|A cluster of physiological, behavioural, and cognitive phenomena in which the use of opioid takes on a much higher priority for a given individual than other behaviours that once had greater value.

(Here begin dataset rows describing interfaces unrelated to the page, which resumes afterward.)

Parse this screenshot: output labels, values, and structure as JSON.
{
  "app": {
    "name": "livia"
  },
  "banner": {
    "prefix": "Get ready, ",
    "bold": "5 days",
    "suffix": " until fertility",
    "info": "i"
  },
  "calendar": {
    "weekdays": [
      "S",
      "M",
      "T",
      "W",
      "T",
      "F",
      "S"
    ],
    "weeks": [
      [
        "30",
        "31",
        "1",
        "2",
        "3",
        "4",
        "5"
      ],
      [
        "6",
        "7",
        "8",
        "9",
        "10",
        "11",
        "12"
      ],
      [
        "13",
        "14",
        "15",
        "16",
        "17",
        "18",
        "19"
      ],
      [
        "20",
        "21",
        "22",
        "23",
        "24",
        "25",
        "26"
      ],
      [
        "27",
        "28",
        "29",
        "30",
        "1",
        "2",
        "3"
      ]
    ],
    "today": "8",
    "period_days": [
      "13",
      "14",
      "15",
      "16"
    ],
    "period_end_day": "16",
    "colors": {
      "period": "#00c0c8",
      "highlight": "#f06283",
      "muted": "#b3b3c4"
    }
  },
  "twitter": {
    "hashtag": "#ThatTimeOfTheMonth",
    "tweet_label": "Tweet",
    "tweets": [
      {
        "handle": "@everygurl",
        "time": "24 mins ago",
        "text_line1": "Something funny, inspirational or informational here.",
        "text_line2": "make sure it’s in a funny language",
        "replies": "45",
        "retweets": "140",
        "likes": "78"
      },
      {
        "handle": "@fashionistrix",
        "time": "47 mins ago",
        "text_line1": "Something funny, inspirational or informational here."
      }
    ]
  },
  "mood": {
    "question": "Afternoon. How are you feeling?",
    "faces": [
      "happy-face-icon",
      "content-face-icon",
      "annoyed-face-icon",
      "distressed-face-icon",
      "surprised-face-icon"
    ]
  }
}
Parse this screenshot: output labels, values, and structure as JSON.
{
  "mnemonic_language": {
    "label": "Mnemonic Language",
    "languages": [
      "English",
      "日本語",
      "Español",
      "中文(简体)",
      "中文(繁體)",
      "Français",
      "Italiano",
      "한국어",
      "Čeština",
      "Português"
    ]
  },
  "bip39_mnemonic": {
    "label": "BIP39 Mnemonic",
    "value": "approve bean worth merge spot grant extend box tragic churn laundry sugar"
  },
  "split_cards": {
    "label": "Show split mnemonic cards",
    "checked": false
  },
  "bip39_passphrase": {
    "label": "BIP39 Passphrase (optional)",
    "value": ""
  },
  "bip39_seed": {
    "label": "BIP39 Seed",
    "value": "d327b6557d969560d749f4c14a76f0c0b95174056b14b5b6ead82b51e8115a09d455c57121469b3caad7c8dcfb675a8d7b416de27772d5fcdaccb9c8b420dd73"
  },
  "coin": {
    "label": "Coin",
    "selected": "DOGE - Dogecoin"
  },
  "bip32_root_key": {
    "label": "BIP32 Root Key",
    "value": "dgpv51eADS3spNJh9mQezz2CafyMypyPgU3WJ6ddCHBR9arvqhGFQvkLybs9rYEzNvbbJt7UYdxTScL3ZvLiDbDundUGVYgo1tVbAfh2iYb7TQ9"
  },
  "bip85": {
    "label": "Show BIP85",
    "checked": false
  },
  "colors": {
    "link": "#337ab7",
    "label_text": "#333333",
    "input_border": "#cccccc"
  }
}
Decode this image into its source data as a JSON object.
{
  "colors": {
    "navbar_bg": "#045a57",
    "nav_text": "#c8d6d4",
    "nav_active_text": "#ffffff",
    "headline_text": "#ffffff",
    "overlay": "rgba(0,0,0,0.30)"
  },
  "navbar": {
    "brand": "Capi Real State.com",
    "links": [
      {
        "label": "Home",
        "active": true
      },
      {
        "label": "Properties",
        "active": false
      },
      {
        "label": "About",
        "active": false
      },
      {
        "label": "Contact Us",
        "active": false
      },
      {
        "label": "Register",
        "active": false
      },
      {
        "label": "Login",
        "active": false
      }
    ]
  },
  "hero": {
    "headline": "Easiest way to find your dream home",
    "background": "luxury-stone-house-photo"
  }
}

A central descriptive characteristic of the dependence syndrome is the desire (often strong, sometimes overpowering) to take opioid (which may or may not have been medically prescribed). There may be evidence that return to substance use after a period of abstinence leads to a more rapid reappearance of other features of the syndrome than occurs with nondependent individuals.|
A definite diagnosis of dependence should usually be made only if three or more of the following have been experienced or exhibited at some time during the previous year:
(a) a strong desire or sense of compulsion to take opioid;
(b) difficulties in controlling opioid-taking behaviour in terms of its onset, termination, or levels of use;
(c) a physiological withdrawal state when opioid use has ceased or been reduced, as evidenced by: the characteristic withdrawal syndrome for opioid; or use of the same (or a closely related) substance with the intention of relieving or avoiding withdrawal symptoms;
(d) evidence of tolerance, such that increased doses of opioid are required in order to achieve effects originally produced by lower doses (clear examples of this are found in opiate-dependent individuals who may take daily doses sufficient to incapacitate or kill nontolerant users);
(e) progressive neglect of alternative pleasures or interests because of opioid use, increased amount of time necessary to obtain or take the substance or to recover from its effects;
(f) persisting with opioid use despite clear evidence of overtly harmful consequences, such as depressive mood states consequent to periods of heavy substance use, or drug-related impairment of cognitive functioning; efforts should be made to determine that the user was actually, or could be expected to be, aware of the nature and extent of the harm.
Narrowing of the personal repertoire of patterns of opioid use has also been described as a characteristic feature.
It is an essential characteristic of the dependence syndrome that either opioid taking or a desire to take opioid should be present; the subjective awareness of compulsion to use drugs is most commonly seen during attempts to stop or control substance use. This diagnostic requirement would exclude, for instance, surgical patients given opioid drugs for the relief of pain, who may show signs of an opioid withdrawal state when drugs are not given but who have no desire to continue taking drugs.